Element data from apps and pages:

◇ ◇ ◇ ◇ ◇ ◇ ◇

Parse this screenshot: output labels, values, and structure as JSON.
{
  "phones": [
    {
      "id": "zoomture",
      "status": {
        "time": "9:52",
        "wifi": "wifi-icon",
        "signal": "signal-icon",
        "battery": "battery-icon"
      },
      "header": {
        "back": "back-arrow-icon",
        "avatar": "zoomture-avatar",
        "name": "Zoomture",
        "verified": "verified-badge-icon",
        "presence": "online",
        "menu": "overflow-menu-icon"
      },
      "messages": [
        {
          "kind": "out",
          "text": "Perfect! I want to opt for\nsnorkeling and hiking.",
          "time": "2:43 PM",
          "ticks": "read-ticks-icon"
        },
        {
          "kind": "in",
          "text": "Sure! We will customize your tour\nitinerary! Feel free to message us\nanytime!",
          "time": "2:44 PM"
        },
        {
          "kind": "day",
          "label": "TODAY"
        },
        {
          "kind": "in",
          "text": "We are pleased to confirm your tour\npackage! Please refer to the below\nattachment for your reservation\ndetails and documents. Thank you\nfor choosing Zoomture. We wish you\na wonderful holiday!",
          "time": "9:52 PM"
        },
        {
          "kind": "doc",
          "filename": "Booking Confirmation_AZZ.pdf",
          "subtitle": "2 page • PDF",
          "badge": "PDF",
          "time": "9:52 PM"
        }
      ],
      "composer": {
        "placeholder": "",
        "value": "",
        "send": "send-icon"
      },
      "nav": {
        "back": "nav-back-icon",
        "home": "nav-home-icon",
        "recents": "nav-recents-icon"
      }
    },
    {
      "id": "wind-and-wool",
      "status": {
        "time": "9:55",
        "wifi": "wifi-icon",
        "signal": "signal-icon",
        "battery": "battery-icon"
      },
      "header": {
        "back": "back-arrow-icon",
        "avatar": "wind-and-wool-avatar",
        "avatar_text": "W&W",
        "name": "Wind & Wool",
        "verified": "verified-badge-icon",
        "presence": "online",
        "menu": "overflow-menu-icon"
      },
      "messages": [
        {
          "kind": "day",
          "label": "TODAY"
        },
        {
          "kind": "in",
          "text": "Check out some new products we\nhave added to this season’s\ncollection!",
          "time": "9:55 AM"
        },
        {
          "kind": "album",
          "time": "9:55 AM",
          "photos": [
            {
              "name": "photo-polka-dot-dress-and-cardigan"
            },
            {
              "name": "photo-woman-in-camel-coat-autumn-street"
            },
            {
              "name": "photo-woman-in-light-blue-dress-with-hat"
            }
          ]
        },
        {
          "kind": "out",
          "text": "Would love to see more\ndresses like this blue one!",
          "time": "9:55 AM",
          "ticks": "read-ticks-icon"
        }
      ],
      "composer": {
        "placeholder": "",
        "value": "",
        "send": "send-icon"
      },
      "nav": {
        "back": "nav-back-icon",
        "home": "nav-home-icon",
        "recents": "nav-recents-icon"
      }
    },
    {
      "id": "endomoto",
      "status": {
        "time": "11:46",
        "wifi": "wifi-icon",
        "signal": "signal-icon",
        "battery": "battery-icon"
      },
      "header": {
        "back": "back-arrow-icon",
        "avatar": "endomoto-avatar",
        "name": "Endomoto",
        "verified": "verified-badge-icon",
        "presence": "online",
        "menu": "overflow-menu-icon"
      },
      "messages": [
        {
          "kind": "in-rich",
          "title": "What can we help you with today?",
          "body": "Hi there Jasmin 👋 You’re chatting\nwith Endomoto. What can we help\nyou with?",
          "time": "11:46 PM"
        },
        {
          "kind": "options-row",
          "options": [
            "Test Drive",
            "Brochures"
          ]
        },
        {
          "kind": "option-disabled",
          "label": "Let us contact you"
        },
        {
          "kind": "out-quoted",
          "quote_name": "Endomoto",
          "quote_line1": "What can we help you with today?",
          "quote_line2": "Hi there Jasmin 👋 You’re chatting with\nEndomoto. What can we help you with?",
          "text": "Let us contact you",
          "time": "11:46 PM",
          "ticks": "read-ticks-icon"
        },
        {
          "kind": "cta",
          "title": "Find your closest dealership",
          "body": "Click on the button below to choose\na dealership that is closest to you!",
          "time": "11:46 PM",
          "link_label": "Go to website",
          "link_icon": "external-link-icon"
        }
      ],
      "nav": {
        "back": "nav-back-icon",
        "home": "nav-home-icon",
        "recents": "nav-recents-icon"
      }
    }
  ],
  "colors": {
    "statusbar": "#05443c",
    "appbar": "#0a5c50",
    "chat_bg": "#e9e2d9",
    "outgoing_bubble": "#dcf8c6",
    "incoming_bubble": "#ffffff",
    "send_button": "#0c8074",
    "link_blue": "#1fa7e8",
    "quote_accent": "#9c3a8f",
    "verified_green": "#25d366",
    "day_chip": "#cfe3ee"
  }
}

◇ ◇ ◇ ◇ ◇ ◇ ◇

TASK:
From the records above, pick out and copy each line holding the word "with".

RESULT FOR THIS TASK:
              "name": "photo-woman-in-light-blue-dress-with-hat"
          "title": "What can we help you with today?",
          "body": "Hi there Jasmin 👋 You’re chatting\nwith Endomoto. What can we help\nyou with?",
          "quote_line1": "What can we help you with today?",
          "quote_line2": "Hi there Jasmin 👋 You’re chatting with\nEndomoto. What can we help you with?",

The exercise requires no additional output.